What the task requires:
Give only the number of lines below that contain the word "text".

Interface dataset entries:
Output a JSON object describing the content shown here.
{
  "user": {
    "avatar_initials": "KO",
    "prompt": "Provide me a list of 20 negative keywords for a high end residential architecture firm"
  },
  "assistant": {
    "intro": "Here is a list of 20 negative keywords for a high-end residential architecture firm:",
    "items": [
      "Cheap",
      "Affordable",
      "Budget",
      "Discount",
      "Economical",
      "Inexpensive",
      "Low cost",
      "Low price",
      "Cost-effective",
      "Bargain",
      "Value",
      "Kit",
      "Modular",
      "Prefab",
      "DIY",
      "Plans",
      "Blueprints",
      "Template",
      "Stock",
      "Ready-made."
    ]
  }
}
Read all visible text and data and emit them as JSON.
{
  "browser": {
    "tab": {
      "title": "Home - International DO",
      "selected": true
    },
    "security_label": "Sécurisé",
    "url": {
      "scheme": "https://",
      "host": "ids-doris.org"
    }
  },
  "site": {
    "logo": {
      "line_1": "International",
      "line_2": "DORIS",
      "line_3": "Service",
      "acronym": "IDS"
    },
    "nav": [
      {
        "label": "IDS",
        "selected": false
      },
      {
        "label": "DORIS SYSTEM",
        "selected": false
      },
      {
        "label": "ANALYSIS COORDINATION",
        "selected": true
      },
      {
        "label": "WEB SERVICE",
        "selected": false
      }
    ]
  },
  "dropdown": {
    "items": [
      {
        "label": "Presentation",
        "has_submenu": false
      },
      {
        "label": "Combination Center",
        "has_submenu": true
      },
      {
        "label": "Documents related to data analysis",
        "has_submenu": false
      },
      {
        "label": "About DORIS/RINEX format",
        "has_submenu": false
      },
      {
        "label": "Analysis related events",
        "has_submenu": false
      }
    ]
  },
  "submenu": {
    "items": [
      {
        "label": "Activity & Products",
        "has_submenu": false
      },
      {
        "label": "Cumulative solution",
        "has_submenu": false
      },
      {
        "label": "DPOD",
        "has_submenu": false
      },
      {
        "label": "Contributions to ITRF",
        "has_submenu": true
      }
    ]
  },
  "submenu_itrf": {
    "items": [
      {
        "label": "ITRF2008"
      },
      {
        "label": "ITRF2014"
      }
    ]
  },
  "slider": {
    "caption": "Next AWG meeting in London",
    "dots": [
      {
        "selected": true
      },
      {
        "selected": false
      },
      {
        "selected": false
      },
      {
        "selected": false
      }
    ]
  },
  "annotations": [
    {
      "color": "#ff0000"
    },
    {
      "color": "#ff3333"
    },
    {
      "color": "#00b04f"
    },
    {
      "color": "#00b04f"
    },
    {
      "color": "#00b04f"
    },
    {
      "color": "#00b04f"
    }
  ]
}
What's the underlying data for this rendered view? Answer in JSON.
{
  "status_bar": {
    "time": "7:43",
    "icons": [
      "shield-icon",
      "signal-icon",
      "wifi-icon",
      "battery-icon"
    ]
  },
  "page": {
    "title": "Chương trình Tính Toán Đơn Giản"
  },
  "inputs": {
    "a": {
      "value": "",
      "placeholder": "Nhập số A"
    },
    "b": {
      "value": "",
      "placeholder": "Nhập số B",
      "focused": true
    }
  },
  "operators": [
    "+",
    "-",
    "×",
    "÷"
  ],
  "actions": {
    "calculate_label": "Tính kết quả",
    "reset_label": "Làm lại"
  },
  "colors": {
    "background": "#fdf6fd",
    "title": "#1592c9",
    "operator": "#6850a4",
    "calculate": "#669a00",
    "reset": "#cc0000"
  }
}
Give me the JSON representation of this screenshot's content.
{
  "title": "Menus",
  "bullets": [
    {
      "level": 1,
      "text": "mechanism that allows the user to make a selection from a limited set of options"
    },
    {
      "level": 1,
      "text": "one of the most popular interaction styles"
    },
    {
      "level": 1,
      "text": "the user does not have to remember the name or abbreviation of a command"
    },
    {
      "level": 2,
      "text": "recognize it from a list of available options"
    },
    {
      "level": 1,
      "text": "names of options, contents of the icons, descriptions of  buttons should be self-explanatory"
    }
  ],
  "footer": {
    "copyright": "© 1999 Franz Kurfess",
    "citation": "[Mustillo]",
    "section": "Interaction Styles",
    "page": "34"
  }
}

Task answer:
6